Hunter said he was particularly interested in the options when it comes to publishing a book.
At the event, Hunter was happy to find that Rosner answered his questions in depth and listed the pros and cons of each type of publication.
“It was informative and specific questions were answered,” Hunter said about the lecture.
“It gave me great references for more research and was extremely motivational. I would recommend it to anyone who is interested in writing and publishing.”
The small class number gave a more intimate feel to the lecture.
Students were able to share their own resources, experiences and most importantly their passion for writing.
“I didn’t find writing, writing found me,” Hamilton said. “Writing is living — it’s life. It’s what makes life worth living. When I can’t tell you about something, I can write about it. I go to sleep and wake up thinking about writing.”
Rosner also encouraged her students to network among one another and with other writers in order to get feedback and support from them.
“Writing is a unique form of communication. I believe in the power of feeling and transformation by words,” Rosner said.
During the event, she urged her students to find that balance between daily life and time for writing.
The aspiring writers present exchanged their contact information at the end of the seminar hoping to stay in touch.
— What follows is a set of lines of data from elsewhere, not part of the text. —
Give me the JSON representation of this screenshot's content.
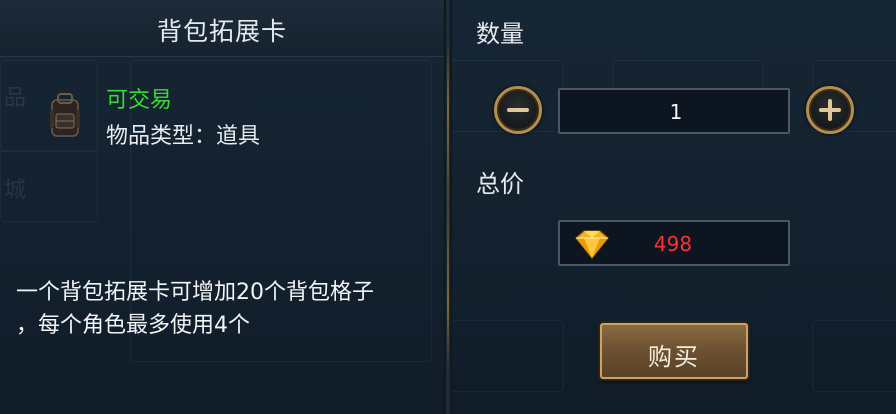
{
  "left": {
    "title": "背包拓展卡",
    "item": {
      "icon": "backpack-icon",
      "tradeable_text": "可交易",
      "type_text": "物品类型：道具"
    },
    "description": {
      "line1": "一个背包拓展卡可增加20个背包格子",
      "line2": "，每个角色最多使用4个"
    }
  },
  "right": {
    "quantity_label": "数量",
    "quantity_value": "1",
    "minus_icon": "minus-icon",
    "plus_icon": "plus-icon",
    "total_label": "总价",
    "total_price": "498",
    "currency_icon": "gold-gem-icon",
    "buy_label": "购买"
  },
  "colors": {
    "tradeable": "#38d838",
    "price": "#ff3030",
    "button_gold": "#c7a46a"
  }
}
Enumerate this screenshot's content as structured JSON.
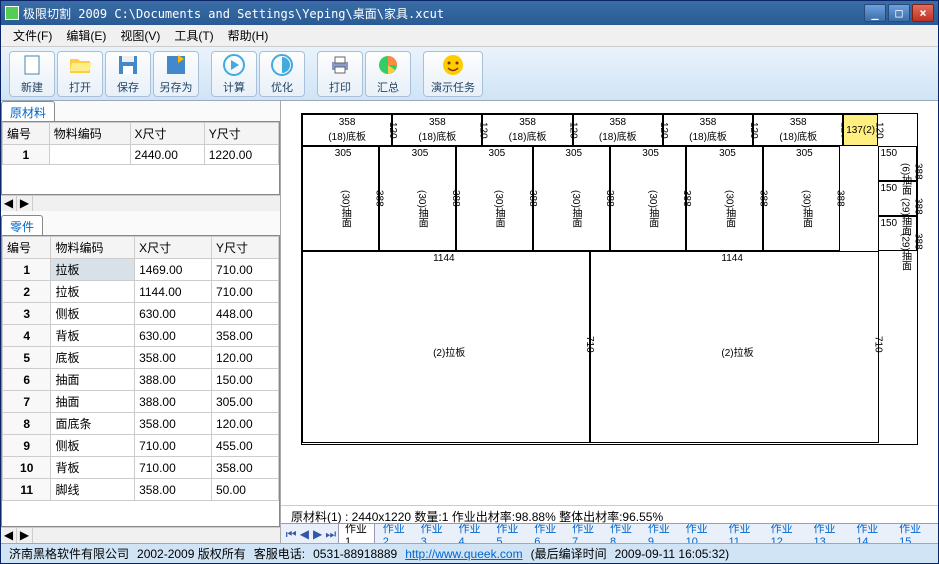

Participants happily looked forward to when their names would be printed on a hard copy of their own book.
“Writing is the ability to express your thoughts on paper so that others can see life through your eyes,” Hunter said.
“Writing can be educational and inspirational and I would like my writing to be a combination of both — I want it to bring enlightenment.”